How are you trying to live that practice within Guild?
In our core work—unlocking opportunity for America’s workforce—we see the clear role that education and learning play in addressing race inequity for our students. The plurality of our students identify as students of color. We’ve spent meaningful amounts of time tackling that structural inequity through our work with clients, and we will continue to do so.
You also have to ground the tactical work in a holistic Diversity and Inclusion strategy. If you don’t have that strategy in place, you can make wrong turns even if you’re well intentioned.

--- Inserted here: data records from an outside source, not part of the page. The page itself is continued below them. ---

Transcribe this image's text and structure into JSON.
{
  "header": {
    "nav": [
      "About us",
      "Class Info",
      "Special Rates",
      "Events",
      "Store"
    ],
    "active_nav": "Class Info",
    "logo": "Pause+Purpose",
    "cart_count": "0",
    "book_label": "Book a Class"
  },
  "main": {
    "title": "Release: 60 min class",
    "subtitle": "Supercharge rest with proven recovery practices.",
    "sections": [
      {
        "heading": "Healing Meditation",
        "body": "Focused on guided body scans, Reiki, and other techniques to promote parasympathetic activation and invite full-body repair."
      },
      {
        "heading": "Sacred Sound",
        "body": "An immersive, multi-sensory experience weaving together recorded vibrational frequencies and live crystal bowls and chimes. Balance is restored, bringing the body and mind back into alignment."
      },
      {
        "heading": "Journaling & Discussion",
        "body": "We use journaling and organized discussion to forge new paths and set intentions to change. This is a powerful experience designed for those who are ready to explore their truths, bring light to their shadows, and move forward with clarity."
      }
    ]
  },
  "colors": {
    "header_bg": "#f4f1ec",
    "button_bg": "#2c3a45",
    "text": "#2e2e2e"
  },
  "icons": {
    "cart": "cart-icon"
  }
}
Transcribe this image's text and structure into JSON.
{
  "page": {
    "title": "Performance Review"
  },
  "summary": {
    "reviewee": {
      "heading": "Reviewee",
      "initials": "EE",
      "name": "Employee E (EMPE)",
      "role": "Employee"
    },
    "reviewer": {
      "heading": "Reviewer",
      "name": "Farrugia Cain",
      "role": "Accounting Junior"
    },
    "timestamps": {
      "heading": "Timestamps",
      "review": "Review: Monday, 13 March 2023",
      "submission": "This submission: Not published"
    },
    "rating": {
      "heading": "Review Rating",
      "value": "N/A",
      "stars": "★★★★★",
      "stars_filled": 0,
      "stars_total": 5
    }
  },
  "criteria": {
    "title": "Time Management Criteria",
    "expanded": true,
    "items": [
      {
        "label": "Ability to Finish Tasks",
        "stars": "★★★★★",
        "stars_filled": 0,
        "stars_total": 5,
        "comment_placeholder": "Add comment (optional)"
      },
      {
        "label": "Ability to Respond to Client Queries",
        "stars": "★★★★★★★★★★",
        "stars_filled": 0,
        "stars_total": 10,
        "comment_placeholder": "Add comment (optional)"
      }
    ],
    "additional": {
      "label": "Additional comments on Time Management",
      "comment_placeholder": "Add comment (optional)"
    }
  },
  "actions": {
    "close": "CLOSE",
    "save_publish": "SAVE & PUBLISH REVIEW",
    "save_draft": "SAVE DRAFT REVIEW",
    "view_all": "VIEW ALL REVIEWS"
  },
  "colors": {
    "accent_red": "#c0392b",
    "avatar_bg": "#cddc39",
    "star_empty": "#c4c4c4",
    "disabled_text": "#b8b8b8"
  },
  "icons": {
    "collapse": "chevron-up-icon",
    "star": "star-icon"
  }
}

What we’ve also realized is that we need to spend more time thinking about that internally. For example, without putting a lot of work into it, slightly over 60 percent of Guild’s leaders are female and 60 percent of our employees are female. That happened naturally. But I’m not proud of our numbers on racial and ethnic diversity. That’s a real wakeup call, like, “Hey, these things don’t happen because you sit back.” We need to now intentionally change the conversation about hiring from a racial and ethnic perspective within Guild and then ensure we’re continuing to create a culture of belonging for people of color.
What should entrepreneurs ask of their board and their investors to support intentional diversity?
That’s a great topic. We’ve been a participant in All Raise for a long time, mostly on the giving side. I’ve mentored a number of the All Raise seed-stage entrepreneurs. We’ve taken part in their forums.
We feel like real benefactors now because we’re a participant in All Raise’s diverse board search program: I actually talked to them today. They’re helping me do a search that’s exclusively focused on hiring our next board member from a diverse background and making sure that we do that search nationally with a really great network. Working with All Raise was suggested by one of our existing investors.
You also have to ground the tactical work in a holistic Diversity and Inclusion strategy. If you don’t have that strategy in place, you can make wrong turns even if you’re well intentioned. It’s a two-part conversation: Getting the strategy right and then putting in place the right programs, tactical choices, training and other changes that need to happen.
You have a deep political background. What should edtech entrepreneurs be thinking about as we go toward the November elections? Is there a role they should play? Should they just try to stay out of the way?
A couple of things. One, I think all entrepreneurs should care more. Silicon Valley and tech across the country has gotten away with pretending the government sector didn’t matter for too long. It’s very clear right now that the government sector matters tremendously in fields of innovation and entrepreneurship. No one wins when those two entities don’t coordinate.
In terms of very tactical approaches: Part of our conversation earlier this summer was around race inequity, along with civil discourse and protests. Sowe gave everyone at Guild five days off to volunteer for any cause that they feel is important to their values. Some Guilders are using that time for voter registration and get-out-the-vote efforts. Those can be non-partisan efforts. You’re simply giving your employees the opportunity to engage.
My politics are on my LinkedIn profile, but I do think it’s important that companies take non-partisan approaches—but just support activism. Everyone in tech should be more active in the political discourse.
We’re also giving employees time off to vote, though, hopefully we’re all voting by mail this time around. We’ve also created election forums and conversations where people can share details on local and national initiatives. But broadly, my takeaway is that tech needs to be more engaged in political discourse. We all benefit if that’s the case.
What advice do you have for other, earlier stage entrepreneurs?
I would say continue to refine and focus on your mission as your north star because that is serving me better than ever before — I’m glad we did the early work — and it’s more important than ever. Yeah, that would be my one-liner.